Once your strip is cut and seamed in the round fold your collar in half wrong sides together. Now we are going to make some clips in the collar to match the clips in the neckline. Where the seam is on your collar fold in half and clip into seam allowance a small snip, then refold so your snip lines up with the back seam of the collar. On each end of these new folds make two more snips. You now have a collar that is in the round with 4 marked areas that are equally spaced.
Pin the raw edges of your collar to the raw edges of your neckline in the round at the four notches you made matching up the notches on the shirt to the notches on the collar. I place the seam of the collar at center back notch of the shirt. As you sew or serge you will stretch your fabric flat and sew your 5/8 seam allowance. Just to be safe and double-check everything looks even I usually baste first. If the collar looks great and lies flat then go ahead and serge it or (sew with a stretch stitch).
Press your seam collar. Then trim your seam allowance down to 1/4 inch and top stitch. Or top stitch then trim.
- With right sides together ease in your sleeves on both sides. Press seams towards the arm.
Sew side seams and sleeve seams at the same time.
If you (sew) desire you may leave the edges raw since they will not ravel or you can fold a hem under and top stitch.
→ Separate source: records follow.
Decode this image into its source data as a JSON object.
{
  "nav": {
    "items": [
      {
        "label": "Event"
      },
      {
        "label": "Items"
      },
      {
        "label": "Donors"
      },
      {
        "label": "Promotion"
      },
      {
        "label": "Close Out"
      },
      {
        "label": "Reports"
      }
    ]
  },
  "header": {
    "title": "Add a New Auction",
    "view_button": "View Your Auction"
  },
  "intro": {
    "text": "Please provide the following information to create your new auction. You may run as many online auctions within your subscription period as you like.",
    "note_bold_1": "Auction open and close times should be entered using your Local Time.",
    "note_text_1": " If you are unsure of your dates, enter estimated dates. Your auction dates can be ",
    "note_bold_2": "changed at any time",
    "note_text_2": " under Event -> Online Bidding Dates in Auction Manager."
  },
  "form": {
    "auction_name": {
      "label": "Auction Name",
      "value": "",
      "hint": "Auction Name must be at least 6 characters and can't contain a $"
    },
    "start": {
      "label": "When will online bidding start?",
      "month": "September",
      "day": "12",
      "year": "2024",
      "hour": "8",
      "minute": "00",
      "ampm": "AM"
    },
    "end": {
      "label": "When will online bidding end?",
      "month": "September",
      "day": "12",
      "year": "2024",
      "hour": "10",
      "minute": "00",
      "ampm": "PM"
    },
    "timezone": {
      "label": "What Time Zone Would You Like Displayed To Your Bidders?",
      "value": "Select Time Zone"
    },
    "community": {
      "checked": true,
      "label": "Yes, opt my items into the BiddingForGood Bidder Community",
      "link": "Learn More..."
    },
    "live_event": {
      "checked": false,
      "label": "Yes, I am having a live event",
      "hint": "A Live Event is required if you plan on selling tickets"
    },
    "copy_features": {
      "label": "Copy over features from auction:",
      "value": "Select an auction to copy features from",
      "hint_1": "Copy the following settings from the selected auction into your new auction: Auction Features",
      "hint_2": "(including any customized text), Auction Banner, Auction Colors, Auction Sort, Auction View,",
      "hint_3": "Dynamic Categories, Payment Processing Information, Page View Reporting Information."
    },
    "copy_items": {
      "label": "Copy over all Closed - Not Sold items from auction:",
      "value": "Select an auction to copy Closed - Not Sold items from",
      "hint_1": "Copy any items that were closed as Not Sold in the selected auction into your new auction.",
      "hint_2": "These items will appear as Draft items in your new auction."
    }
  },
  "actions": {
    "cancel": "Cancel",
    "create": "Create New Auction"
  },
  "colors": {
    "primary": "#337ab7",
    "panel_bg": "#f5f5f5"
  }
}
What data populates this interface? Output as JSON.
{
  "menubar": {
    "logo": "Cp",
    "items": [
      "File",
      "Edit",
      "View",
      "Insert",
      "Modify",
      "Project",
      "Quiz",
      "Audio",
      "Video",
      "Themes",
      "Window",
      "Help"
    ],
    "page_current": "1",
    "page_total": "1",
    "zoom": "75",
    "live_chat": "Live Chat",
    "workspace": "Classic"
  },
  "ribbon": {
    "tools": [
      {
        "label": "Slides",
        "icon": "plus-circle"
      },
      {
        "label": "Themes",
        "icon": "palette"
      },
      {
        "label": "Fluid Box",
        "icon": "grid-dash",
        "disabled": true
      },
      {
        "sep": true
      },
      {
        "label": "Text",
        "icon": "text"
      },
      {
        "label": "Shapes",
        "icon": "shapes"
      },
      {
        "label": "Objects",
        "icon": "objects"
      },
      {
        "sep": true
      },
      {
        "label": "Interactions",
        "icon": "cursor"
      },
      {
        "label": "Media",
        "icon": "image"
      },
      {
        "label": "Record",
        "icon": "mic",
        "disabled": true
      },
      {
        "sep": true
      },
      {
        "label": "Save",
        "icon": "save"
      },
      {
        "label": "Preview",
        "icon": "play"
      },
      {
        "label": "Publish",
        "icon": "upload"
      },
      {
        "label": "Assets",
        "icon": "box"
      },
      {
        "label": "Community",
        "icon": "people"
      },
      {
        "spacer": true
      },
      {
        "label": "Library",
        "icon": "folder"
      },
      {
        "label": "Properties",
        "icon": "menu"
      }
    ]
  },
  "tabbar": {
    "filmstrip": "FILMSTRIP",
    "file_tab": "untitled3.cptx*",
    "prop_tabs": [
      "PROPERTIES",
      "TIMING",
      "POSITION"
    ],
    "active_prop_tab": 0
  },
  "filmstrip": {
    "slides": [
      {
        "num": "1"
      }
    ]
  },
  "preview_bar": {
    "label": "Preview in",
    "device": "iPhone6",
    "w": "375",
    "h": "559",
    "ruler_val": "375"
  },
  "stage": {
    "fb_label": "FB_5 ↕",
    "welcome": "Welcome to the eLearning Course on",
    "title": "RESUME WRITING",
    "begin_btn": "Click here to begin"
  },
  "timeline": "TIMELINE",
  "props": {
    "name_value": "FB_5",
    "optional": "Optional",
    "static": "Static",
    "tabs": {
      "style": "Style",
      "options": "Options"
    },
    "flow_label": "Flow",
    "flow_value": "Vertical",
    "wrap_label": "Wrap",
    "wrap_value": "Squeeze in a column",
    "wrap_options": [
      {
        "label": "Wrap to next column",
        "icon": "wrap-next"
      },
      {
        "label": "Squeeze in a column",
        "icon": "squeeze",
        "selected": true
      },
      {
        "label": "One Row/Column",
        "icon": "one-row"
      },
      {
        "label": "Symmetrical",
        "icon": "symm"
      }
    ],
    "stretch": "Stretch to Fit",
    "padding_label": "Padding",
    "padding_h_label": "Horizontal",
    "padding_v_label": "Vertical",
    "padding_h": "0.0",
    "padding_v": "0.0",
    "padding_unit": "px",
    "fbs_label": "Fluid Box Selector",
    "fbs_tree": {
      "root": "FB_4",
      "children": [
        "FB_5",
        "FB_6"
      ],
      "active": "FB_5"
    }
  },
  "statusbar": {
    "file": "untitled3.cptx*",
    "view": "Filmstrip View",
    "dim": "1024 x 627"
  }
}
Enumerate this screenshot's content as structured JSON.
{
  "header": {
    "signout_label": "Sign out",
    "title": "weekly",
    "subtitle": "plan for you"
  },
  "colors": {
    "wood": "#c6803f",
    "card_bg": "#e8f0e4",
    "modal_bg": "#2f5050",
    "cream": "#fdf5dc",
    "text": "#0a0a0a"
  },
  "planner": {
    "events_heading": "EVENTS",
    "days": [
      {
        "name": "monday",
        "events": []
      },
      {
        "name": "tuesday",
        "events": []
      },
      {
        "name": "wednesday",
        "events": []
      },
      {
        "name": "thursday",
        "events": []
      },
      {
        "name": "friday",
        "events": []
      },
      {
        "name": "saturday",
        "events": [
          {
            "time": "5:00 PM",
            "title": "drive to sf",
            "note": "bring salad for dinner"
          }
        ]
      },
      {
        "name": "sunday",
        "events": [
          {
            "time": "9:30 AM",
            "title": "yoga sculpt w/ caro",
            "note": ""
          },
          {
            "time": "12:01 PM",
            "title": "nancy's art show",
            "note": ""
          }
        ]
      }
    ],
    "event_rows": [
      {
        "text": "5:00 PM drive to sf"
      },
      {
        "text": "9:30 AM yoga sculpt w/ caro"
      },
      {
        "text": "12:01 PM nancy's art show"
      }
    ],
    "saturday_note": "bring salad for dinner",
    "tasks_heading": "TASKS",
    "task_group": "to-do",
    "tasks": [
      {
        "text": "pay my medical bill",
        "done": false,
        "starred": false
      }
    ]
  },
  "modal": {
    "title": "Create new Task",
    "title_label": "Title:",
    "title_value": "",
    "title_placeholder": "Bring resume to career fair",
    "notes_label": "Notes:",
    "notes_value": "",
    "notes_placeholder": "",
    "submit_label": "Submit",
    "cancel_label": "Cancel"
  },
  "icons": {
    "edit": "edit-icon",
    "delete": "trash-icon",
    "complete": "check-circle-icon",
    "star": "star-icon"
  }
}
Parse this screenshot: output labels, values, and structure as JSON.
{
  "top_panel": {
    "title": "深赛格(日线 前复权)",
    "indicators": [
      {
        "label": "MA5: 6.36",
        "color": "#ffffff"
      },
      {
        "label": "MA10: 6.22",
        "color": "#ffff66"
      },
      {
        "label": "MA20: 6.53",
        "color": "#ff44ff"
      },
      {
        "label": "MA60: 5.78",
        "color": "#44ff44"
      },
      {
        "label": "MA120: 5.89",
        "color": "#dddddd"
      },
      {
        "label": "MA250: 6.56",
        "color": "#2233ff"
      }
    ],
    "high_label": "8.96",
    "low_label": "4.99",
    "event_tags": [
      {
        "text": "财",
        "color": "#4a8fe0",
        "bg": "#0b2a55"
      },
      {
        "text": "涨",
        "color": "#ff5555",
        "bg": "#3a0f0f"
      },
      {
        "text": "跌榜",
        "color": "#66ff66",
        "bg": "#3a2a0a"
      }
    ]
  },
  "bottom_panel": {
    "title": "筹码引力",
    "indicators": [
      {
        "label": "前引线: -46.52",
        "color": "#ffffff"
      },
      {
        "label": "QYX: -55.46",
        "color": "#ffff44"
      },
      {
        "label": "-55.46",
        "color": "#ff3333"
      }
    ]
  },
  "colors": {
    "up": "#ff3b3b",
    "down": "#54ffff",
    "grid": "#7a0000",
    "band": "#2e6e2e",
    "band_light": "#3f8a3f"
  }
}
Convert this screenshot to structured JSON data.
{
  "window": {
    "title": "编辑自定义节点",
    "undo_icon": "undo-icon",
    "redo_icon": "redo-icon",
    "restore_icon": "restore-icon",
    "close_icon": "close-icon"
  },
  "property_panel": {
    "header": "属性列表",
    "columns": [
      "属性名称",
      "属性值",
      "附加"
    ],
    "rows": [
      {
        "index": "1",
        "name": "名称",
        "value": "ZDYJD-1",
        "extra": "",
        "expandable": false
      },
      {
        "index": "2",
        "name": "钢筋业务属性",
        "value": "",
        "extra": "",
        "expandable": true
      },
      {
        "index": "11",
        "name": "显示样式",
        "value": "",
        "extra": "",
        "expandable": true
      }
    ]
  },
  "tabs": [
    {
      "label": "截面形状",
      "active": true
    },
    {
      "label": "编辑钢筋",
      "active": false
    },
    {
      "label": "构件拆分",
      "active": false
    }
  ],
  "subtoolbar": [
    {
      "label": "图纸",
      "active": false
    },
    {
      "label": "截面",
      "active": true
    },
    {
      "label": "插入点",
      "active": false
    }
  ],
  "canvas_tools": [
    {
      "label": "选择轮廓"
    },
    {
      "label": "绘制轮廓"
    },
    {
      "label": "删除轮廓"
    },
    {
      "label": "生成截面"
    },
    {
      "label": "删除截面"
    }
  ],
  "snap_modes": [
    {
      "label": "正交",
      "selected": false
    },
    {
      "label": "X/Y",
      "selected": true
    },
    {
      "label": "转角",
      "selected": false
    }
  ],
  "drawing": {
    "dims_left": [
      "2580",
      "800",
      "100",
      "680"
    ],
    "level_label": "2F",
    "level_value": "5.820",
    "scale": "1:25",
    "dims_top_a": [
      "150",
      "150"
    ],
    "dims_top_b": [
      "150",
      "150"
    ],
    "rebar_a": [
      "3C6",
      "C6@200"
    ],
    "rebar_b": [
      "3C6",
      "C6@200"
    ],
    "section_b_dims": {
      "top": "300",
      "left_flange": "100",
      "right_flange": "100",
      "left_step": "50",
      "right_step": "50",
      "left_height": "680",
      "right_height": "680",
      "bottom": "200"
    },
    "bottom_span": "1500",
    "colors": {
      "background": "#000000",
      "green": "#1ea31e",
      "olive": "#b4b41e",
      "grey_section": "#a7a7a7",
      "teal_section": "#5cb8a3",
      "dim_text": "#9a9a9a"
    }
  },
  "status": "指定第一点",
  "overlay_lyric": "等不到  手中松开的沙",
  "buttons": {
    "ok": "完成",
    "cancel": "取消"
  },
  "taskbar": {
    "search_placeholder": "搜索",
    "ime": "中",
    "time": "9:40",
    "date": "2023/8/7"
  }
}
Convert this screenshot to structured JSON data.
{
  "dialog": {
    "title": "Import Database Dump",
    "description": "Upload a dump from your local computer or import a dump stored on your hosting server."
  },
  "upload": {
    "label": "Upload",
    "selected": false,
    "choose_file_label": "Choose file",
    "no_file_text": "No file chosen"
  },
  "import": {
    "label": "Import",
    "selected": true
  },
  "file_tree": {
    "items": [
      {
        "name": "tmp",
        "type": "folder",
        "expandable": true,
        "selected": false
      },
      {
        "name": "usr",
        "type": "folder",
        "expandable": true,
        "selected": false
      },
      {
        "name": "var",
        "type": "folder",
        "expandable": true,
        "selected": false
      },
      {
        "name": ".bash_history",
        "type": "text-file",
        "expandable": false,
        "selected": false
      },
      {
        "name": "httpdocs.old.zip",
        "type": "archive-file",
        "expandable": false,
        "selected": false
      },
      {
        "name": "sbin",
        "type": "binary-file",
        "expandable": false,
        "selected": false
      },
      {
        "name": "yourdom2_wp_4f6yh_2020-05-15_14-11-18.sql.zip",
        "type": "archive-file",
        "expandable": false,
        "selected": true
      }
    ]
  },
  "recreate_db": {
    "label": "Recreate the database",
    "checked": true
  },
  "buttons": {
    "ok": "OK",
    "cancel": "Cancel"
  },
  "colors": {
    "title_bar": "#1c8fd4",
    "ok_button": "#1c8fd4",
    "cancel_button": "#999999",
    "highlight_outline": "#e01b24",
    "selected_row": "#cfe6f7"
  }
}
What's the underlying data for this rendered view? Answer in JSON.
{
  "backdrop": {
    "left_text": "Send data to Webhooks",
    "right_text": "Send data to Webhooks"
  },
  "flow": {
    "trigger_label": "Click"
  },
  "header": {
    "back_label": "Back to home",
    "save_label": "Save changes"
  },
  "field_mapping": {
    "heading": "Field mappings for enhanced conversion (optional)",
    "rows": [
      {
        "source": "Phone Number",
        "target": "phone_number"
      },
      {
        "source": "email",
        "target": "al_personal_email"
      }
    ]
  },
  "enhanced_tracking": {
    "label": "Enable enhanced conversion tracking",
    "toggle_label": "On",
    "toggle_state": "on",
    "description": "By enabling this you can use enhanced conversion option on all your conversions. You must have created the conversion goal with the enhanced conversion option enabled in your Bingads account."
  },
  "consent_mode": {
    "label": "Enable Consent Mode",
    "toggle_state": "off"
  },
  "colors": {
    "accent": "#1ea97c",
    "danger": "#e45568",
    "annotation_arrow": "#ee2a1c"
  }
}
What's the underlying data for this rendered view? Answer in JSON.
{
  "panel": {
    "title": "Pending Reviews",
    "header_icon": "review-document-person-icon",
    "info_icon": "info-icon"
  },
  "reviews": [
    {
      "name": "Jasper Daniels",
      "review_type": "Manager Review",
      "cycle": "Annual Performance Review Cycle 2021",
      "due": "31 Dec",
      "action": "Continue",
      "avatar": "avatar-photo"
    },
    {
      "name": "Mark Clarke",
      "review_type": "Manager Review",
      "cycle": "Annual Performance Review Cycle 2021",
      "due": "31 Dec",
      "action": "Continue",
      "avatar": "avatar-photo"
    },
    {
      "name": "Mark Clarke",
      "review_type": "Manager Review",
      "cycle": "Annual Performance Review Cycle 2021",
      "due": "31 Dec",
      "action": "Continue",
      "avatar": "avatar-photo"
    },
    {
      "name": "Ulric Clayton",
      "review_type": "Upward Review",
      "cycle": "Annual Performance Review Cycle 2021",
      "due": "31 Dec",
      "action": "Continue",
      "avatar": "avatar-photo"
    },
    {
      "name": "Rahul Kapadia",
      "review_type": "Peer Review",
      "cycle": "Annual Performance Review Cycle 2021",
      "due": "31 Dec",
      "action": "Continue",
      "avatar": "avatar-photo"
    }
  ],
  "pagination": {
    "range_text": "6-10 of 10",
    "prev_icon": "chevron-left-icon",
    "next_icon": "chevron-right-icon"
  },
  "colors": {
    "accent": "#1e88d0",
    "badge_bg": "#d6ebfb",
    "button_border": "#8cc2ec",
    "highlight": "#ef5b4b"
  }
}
I made fun and goofy sleeves to match the pirate print on her shirt so I lettuce edged the sleeves. I just did a plain old 4 thread overlock on the bottom attaching a ruffle of green. I like the rawness of the 4 thread overlock stitch showing. EYE EYE MATEY!
Here are other variations of the same pattern: